═══ Given records ═══
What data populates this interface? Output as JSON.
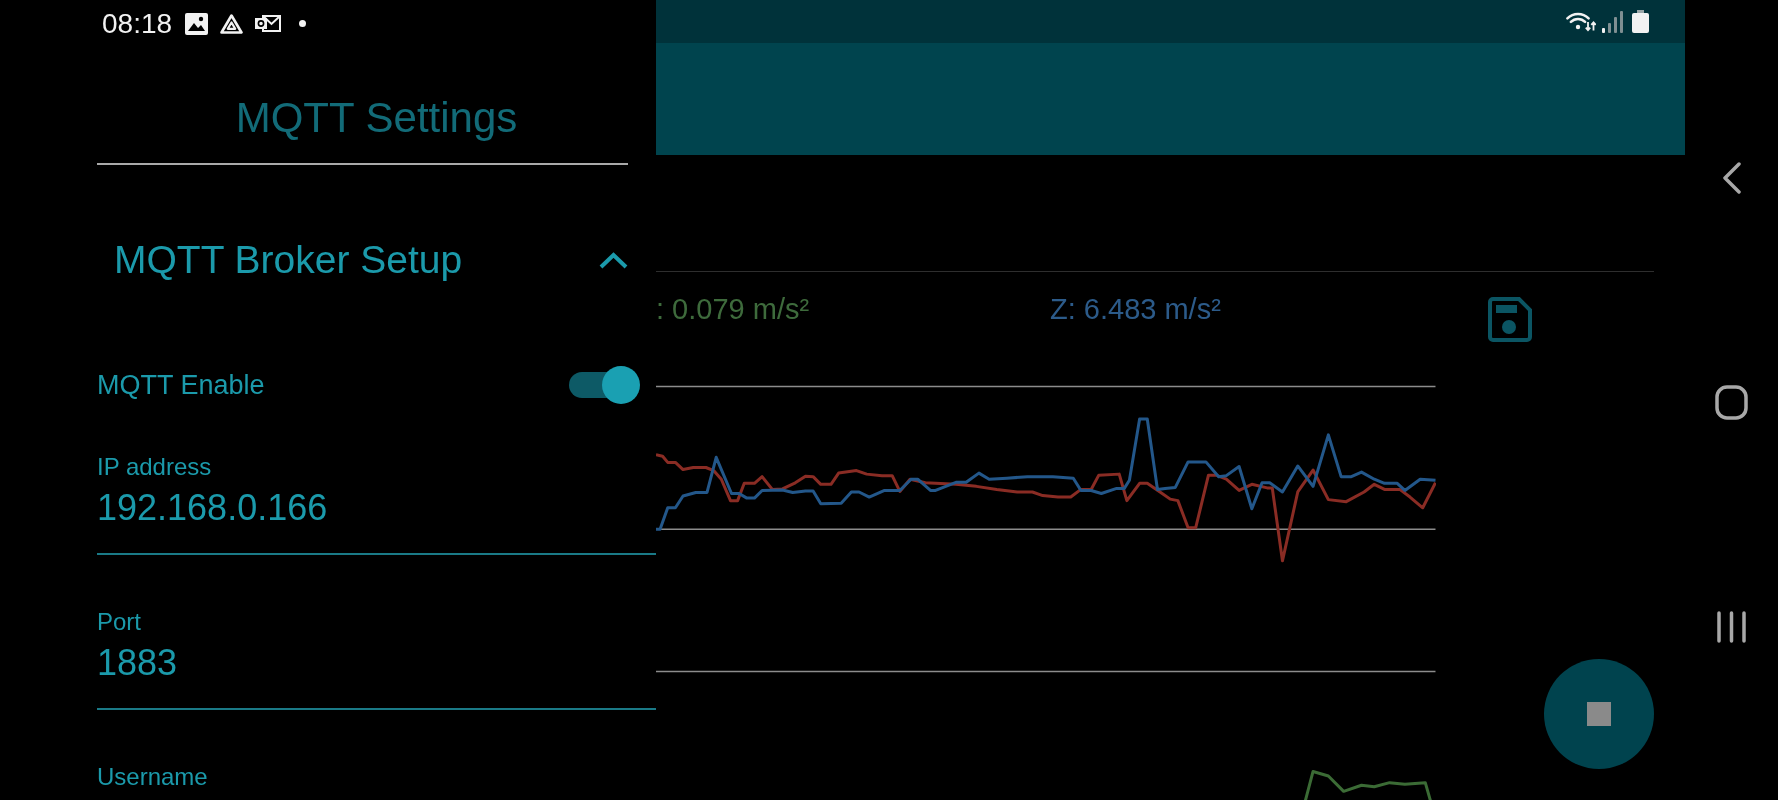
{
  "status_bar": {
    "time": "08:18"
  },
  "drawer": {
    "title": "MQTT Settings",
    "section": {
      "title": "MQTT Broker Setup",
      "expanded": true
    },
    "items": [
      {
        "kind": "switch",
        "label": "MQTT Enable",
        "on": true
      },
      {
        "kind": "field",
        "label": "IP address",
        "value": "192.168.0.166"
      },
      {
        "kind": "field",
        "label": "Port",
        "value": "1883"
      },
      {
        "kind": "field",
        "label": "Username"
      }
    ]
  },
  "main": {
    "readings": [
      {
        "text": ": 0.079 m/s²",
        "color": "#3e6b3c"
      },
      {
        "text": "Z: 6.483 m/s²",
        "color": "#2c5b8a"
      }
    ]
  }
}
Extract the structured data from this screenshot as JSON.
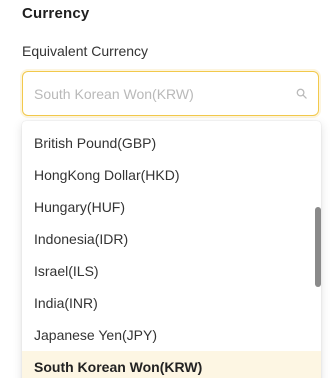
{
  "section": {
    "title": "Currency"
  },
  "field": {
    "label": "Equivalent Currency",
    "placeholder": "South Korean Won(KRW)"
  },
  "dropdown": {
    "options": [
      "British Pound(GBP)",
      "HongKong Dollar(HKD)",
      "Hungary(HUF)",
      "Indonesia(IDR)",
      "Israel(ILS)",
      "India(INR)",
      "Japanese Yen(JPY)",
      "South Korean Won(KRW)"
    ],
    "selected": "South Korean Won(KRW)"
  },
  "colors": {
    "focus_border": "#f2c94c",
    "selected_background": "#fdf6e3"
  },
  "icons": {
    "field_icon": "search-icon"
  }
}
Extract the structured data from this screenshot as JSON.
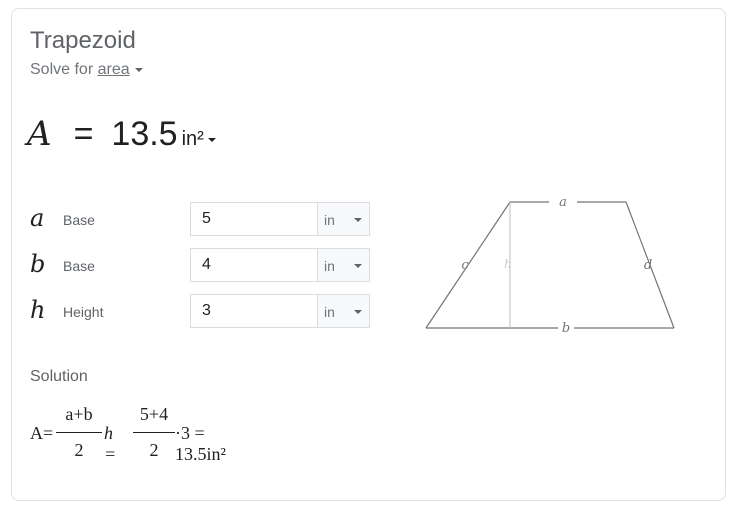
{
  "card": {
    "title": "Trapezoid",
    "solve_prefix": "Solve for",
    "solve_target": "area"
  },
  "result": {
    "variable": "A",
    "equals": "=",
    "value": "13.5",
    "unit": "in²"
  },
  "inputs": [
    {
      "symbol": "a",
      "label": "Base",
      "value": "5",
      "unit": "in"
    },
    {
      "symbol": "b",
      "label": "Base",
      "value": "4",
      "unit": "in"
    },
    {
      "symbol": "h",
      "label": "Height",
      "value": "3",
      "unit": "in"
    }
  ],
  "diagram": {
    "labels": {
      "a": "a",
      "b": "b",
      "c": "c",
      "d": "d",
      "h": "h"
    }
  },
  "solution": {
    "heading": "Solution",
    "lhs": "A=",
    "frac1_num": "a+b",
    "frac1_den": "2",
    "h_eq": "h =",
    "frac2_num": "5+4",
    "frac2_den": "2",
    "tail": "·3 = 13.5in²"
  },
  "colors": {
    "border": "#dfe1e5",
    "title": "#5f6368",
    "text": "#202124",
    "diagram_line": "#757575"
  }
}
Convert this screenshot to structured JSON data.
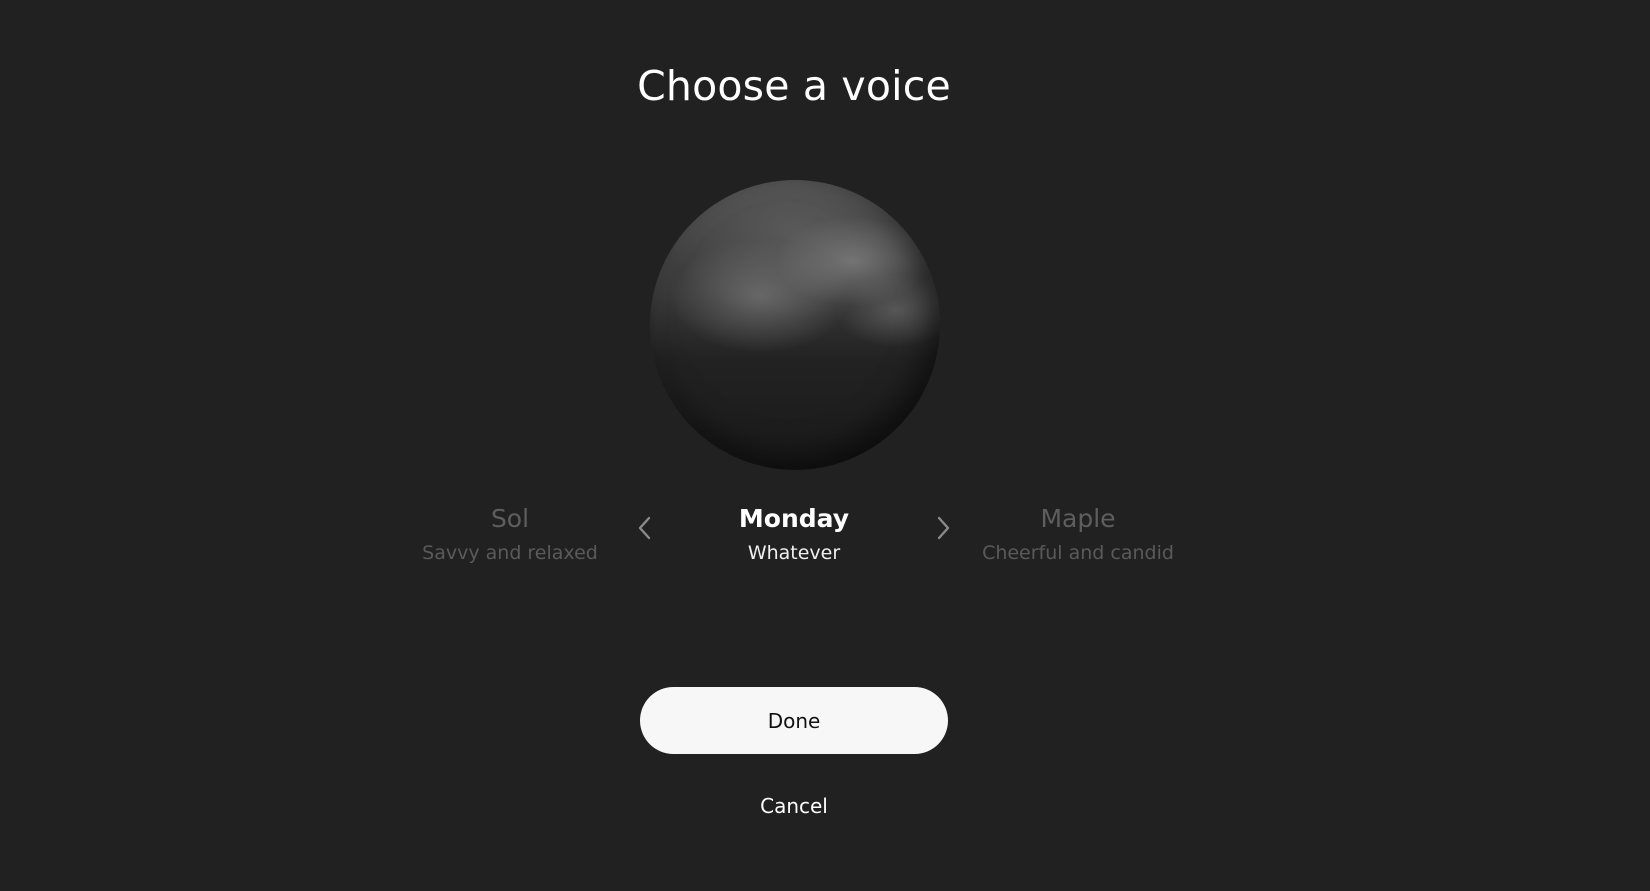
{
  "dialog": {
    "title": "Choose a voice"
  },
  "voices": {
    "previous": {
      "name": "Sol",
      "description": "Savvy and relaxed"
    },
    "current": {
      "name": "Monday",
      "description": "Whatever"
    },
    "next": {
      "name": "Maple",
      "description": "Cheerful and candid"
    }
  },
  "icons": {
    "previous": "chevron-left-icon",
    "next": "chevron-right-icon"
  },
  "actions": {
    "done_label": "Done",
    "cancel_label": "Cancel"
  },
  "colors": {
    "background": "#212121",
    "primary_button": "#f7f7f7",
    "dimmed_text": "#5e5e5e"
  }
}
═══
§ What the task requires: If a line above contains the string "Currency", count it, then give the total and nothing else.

§ Exercise output: 2